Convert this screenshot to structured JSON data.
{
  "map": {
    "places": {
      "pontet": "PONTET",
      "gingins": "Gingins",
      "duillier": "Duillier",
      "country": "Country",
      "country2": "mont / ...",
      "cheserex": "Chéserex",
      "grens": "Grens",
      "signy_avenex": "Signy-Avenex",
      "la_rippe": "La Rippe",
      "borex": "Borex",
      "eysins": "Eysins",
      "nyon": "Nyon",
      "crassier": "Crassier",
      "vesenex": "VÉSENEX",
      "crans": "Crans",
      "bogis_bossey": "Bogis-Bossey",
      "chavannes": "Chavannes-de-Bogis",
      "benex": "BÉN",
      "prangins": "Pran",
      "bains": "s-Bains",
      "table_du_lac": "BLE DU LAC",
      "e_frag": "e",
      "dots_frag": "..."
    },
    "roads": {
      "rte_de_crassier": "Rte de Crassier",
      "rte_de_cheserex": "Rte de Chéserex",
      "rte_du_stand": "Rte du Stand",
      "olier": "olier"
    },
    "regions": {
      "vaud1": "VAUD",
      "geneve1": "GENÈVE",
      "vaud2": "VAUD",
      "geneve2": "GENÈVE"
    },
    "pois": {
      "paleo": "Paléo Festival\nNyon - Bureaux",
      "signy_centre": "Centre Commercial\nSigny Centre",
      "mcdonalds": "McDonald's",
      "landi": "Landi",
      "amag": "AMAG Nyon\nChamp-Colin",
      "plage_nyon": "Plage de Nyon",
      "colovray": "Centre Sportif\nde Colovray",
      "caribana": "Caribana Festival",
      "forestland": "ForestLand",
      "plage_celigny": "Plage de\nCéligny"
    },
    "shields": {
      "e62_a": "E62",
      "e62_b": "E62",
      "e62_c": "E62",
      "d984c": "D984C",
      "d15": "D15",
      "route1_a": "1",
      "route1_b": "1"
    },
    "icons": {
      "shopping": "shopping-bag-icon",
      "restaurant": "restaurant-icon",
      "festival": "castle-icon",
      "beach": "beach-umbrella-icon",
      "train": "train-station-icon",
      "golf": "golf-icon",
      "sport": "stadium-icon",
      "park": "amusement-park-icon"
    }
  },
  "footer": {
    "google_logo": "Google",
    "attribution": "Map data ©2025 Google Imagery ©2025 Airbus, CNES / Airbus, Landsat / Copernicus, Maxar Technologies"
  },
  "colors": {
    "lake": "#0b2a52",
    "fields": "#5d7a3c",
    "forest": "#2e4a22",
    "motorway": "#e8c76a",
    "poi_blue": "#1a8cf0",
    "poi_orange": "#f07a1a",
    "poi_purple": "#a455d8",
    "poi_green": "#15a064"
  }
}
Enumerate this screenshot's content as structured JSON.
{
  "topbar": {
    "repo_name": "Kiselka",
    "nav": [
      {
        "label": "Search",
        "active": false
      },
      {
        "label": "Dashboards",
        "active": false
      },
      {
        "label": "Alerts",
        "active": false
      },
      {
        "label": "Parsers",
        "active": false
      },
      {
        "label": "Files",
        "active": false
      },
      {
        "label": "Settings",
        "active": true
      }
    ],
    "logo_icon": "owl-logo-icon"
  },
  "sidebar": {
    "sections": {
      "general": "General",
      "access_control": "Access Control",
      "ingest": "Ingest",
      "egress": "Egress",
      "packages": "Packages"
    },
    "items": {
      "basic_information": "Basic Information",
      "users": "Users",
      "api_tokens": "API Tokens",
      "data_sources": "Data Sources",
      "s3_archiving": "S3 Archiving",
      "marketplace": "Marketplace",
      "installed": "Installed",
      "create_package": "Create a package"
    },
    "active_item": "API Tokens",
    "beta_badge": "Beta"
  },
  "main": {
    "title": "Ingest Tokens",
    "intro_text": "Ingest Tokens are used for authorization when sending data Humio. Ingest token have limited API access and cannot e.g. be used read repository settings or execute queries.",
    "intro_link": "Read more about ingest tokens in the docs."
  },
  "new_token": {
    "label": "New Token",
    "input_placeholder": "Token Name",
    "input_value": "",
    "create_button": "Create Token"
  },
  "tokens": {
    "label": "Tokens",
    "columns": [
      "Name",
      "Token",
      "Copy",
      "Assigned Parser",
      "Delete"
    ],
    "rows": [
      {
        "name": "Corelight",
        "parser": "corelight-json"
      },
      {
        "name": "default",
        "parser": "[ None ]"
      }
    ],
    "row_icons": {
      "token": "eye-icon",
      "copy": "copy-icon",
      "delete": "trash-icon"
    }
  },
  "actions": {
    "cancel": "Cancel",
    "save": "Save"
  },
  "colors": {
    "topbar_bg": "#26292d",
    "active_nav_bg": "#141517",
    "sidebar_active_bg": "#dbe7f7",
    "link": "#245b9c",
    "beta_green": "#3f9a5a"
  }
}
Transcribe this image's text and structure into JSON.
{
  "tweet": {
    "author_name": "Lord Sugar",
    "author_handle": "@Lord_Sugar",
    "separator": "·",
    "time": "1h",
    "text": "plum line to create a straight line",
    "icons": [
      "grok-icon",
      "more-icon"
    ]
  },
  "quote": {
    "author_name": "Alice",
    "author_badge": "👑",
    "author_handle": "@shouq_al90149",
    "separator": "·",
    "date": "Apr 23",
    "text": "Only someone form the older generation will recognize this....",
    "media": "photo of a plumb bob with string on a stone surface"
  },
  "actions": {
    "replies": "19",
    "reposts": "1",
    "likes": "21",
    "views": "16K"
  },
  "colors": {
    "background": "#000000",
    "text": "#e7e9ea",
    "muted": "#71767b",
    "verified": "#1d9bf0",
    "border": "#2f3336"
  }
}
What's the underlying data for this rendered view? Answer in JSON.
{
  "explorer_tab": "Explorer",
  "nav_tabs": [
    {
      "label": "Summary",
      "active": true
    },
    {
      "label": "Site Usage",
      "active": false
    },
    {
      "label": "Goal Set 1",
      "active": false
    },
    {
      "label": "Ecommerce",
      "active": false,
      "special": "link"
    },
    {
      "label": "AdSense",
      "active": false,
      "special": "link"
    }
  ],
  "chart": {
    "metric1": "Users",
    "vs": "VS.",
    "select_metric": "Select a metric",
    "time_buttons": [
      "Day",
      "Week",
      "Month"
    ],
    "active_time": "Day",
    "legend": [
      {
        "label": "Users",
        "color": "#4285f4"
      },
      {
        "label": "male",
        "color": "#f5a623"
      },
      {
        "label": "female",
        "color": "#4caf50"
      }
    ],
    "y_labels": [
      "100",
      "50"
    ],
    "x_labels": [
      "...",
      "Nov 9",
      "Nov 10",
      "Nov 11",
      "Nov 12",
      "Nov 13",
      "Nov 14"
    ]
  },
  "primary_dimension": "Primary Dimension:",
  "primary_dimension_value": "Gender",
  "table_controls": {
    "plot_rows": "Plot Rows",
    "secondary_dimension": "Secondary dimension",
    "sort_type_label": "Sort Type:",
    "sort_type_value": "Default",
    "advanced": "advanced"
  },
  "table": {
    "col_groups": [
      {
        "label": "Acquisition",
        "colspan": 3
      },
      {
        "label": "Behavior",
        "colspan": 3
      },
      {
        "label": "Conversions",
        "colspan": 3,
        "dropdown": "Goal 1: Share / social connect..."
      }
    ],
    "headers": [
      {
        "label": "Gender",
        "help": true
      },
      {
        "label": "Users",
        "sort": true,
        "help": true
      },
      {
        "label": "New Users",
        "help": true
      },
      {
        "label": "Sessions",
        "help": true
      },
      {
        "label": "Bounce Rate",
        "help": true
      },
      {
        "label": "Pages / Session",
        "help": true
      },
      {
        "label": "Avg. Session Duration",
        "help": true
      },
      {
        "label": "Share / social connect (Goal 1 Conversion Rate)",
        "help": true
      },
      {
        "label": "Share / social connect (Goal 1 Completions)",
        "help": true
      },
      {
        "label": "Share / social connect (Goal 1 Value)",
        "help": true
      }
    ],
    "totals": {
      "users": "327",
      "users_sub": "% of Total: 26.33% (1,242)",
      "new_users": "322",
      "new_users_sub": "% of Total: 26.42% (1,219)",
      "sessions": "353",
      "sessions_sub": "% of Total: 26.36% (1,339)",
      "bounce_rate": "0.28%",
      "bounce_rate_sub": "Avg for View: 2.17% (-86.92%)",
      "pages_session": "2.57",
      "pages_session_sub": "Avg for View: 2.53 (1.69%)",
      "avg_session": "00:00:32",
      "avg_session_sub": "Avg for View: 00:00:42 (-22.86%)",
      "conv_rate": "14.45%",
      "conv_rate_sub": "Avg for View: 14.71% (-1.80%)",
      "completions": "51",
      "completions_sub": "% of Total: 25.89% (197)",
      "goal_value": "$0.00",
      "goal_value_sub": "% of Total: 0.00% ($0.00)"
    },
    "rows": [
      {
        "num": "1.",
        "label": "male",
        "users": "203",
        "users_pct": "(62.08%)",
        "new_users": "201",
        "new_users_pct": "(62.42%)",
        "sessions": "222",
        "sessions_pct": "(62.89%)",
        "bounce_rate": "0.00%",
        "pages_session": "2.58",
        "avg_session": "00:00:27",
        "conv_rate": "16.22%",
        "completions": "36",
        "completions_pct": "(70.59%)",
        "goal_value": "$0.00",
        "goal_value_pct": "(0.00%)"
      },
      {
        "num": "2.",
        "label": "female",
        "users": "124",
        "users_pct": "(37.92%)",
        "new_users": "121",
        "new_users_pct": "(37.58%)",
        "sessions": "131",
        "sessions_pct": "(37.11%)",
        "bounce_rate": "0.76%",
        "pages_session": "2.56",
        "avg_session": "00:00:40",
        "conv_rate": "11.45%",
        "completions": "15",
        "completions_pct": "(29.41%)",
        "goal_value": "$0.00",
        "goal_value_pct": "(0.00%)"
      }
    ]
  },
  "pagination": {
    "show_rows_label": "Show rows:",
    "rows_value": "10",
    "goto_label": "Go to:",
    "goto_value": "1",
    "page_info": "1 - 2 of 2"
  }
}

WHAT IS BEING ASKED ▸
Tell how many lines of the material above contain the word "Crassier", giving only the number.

RESPONSE TO THIS EXERCISE ▸
2